Pros combine hoops, studies at ALBA Berlin College

Nov 07, 2017 by David Hein, Print
Pros combine hoops, studies at ALBA Berlin College

It's not often that basketball players can combine getting a higher education degree and playing professional games. But that is exactly what ALBA Berlin is offering to players such as Tim Schneider with the ALBA Berlin College.

The 20-year-old Schneider is the second ALBA player to take advantage of the German club's collaboration with the BiTS Berlin campus of the University of Applied Sciences Europe in working toward a bachelor's degree in sports and event management.

"For me, it's a perfect opportunity to combine playing professional basketball and studying at the same time. It was very important for me you get this opportunity to do both because knowledge is very important," Schneider said.

Schneider started the four-year program in August as part of the second class of students at the ALBA Berlin College. "ALBA Berlin College offers professional athletes ideal opportunities to effectively and sensibly combine the fully-packed everyday sportsman's life with studying," ALBA Berlin club general manager Marco Baldi said. "It is a valuable commodity when you can prepare for life after a sports career already during your competitive career."

There are 10 students in Schneider's class, making 15 total from the first two years. In the preseason, there were classes five days a week, but since the season started in October there is only one day of class weekly. All of the theoretical course work is done at the BiTS while the practical experience is gained at the ALBA Berlin club.

While Schneider practices as a professional basketball player with ALBA Berlin, his classmates spend their non-classroom days either at the club offices or working as coaches and referees in ALBA's youth system.

"It's for all basketball-minded people: players, referees, coaches, sports managers; and we integrate them all into our club," said Daniel Endres, who is responsible for finances and marketing with the youth program for ALBA Berlin.

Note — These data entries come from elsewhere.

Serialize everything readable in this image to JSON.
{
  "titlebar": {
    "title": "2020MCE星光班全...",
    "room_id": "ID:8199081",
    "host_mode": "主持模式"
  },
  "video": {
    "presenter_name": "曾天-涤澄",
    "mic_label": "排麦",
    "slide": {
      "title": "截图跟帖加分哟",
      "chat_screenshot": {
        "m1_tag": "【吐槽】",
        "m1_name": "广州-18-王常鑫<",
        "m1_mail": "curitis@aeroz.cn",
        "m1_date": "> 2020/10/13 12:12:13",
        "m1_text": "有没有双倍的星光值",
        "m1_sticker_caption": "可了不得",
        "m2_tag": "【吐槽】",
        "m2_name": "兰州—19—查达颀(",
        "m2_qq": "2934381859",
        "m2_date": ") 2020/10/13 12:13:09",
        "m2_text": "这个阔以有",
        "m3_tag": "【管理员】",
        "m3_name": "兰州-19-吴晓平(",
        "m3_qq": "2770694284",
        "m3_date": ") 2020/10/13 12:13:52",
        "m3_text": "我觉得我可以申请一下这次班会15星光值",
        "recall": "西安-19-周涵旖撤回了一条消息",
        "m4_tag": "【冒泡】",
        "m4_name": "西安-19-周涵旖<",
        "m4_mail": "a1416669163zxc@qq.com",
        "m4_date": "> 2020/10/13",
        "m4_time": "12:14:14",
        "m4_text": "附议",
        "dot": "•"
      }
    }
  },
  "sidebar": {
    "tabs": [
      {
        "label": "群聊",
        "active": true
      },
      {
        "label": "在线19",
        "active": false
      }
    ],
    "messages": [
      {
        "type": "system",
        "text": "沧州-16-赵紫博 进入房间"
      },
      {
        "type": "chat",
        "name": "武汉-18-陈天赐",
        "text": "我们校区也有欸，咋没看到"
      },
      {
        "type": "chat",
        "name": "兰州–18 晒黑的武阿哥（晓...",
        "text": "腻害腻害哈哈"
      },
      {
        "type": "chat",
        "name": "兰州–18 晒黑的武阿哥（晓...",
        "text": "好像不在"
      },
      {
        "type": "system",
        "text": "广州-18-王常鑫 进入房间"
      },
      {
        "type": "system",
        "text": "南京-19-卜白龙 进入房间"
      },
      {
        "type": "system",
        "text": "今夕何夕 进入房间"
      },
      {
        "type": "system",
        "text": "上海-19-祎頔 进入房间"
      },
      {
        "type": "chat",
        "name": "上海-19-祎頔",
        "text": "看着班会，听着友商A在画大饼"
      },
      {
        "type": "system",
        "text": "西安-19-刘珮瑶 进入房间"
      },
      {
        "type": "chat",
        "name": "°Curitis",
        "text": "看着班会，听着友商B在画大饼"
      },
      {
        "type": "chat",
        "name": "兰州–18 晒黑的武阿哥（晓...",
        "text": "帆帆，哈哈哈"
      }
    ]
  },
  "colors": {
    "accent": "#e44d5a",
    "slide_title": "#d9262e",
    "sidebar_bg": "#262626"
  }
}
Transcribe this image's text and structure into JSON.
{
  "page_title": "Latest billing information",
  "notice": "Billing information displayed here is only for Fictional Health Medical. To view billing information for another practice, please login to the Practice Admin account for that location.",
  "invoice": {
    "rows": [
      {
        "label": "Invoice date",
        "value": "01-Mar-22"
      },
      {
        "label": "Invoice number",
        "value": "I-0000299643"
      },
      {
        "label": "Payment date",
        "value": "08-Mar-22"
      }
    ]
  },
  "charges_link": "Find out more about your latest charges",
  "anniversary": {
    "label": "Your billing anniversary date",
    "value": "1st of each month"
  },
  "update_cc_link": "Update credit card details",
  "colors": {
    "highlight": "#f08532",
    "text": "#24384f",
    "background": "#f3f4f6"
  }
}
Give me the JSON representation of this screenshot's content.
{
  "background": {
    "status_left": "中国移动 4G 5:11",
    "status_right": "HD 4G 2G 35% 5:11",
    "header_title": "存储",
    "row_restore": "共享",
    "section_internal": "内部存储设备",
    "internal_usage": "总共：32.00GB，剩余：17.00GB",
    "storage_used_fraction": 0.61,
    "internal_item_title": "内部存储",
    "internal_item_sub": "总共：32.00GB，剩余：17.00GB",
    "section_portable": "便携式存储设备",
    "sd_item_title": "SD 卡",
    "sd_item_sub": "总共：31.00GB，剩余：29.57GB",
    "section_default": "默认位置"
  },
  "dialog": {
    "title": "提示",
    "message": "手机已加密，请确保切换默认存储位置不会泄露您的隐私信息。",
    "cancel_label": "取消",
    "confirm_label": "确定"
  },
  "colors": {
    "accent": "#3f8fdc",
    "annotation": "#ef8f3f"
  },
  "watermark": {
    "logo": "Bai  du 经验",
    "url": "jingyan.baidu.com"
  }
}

"We have a huge youth program in our club, and we wanted to give the chance to players and people in our club to continue with their education."

ALBA veteran guard Akeem Vargas has been studying at BiTS since March 2015, but had joined before there was the official collaboration with the club, wanting to further his education.

"Some of our players, such as Akeem Vargas and Tim Schneider, are already using this offer and certainly more will follow," said Baldi.

This collaboration is not solely about basketball players. A major function is to directly assist in educating and developing a new future workforce to fill needs within the club.

"We are always looking for well-educated coaches and managers for the office and the goal is to integrate them into the office because the program lasts four years. You want to integrate them into the company and build up your base of employees in different fields," Endres said.

He also called the college a recruiting tool, since all the classes are in English.

"Looking into the future, it could really give us an advantage over other clubs in Europe," Endres said.

"Kids from everywhere in Germany and in Europe can see this is a chance for them to connect studies and becoming a pro player. Besides the U.S., this is the only place where you can do this in Europe. Also, this is not like other universities where you study online. Your classes are in your whole group. So this should be much more attractive for higher potential talents to come here."

ALBA Berlin also hopes the college can assist in keeping some of their own young talents in Berlin. The club had seen numerous players from its youth system - such as Niels Giffey, who returned to become the team captain, and Moritz Wagner, now playing at the University of Michigan - leave in the past for the United States to combine college basketball and higher education.

Endres said the club figured this collaboration was a different way of doing things than elsewhere in Germany or Europe. "You have to be creative to come up with new ways to bring in new players and new employees," Endres said.

For Schneider, college in the United States was never really an option, also because he knew of the ALBA Berlin College. But the young talent believes it will help the club attract more top players in the future: "I think it's a big advantage for ALBA to give young players a chance to stay at home in Germany and give them a chance to play high-level basketball and also to study."